Monday, February 23, 2009

DuBois - How does it feel to be a problem?

DuBois presents us with an analysis that urges us to explore the subtleties (as well as the more explicit) ways that power disparities shape our lives through structural, cultural, and formal institutional arrangements. The "how does it feel to be a problem?" piece in Allen(2007) is an especially important and meaningful way to provoke the audience. What are some of the ways that you, as a member of society or of a collective, might make people feel like problems? Have you ever felt like a problem? Why and how did this realization come to you?

1 comment:

  1. Hmm I don’t know if this directly applies to your question but here it goes.

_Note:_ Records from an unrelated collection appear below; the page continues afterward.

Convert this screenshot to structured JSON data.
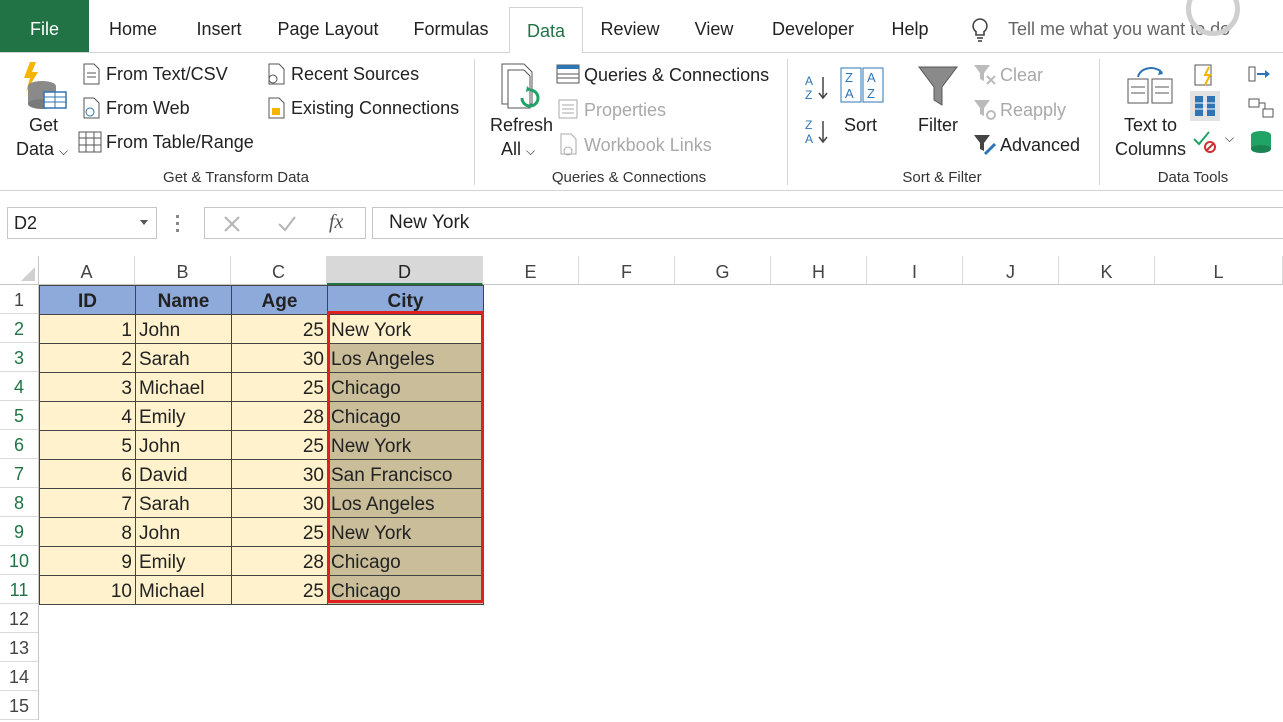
{
  "tabs": [
    "File",
    "Home",
    "Insert",
    "Page Layout",
    "Formulas",
    "Data",
    "Review",
    "View",
    "Developer",
    "Help"
  ],
  "active_tab": "Data",
  "tell_me": "Tell me what you want to do",
  "ribbon": {
    "get_data": [
      "Get",
      "Data"
    ],
    "from_text_csv": "From Text/CSV",
    "from_web": "From Web",
    "from_table_range": "From Table/Range",
    "recent_sources": "Recent Sources",
    "existing_connections": "Existing Connections",
    "group_get_transform": "Get & Transform Data",
    "refresh_all": [
      "Refresh",
      "All"
    ],
    "queries_connections": "Queries & Connections",
    "properties": "Properties",
    "workbook_links": "Workbook Links",
    "group_queries": "Queries & Connections",
    "sort": "Sort",
    "filter": "Filter",
    "clear": "Clear",
    "reapply": "Reapply",
    "advanced": "Advanced",
    "group_sort_filter": "Sort & Filter",
    "text_to_columns": [
      "Text to",
      "Columns"
    ],
    "group_data_tools": "Data Tools"
  },
  "formula_bar": {
    "name_box": "D2",
    "fx": "fx",
    "value": "New York"
  },
  "columns": [
    "A",
    "B",
    "C",
    "D",
    "E",
    "F",
    "G",
    "H",
    "I",
    "J",
    "K",
    "L"
  ],
  "rows": [
    "1",
    "2",
    "3",
    "4",
    "5",
    "6",
    "7",
    "8",
    "9",
    "10",
    "11",
    "12",
    "13",
    "14",
    "15"
  ],
  "table": {
    "headers": [
      "ID",
      "Name",
      "Age",
      "City"
    ],
    "rows": [
      [
        "1",
        "John",
        "25",
        "New York"
      ],
      [
        "2",
        "Sarah",
        "30",
        "Los Angeles"
      ],
      [
        "3",
        "Michael",
        "25",
        "Chicago"
      ],
      [
        "4",
        "Emily",
        "28",
        "Chicago"
      ],
      [
        "5",
        "John",
        "25",
        "New York"
      ],
      [
        "6",
        "David",
        "30",
        "San Francisco"
      ],
      [
        "7",
        "Sarah",
        "30",
        "Los Angeles"
      ],
      [
        "8",
        "John",
        "25",
        "New York"
      ],
      [
        "9",
        "Emily",
        "28",
        "Chicago"
      ],
      [
        "10",
        "Michael",
        "25",
        "Chicago"
      ]
    ]
  },
  "colors": {
    "excel_green": "#217346",
    "header_fill": "#8eaadb",
    "data_fill": "#fff2cc",
    "selected_fill": "#c9bd9a",
    "selection_border": "#e02020"
  }
}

    When I went to school some of the teachers, mainly the non-Hispanic ones did not allow the Hispanic, Mexican, or Mexican American students speak in Spanish. Even at times when the scenario was completely social for instance during breaks and between classes on the hallways. Even though back then I had no problem speaking in English I felt oppressed by the discouragement that those professors imposed on my fellow classmates and I. I can completely understand that some professors discourage students form speaking Spanish because they need to monitor their classrooms but in social settings the students might feel that its their ethnicity that is the problem.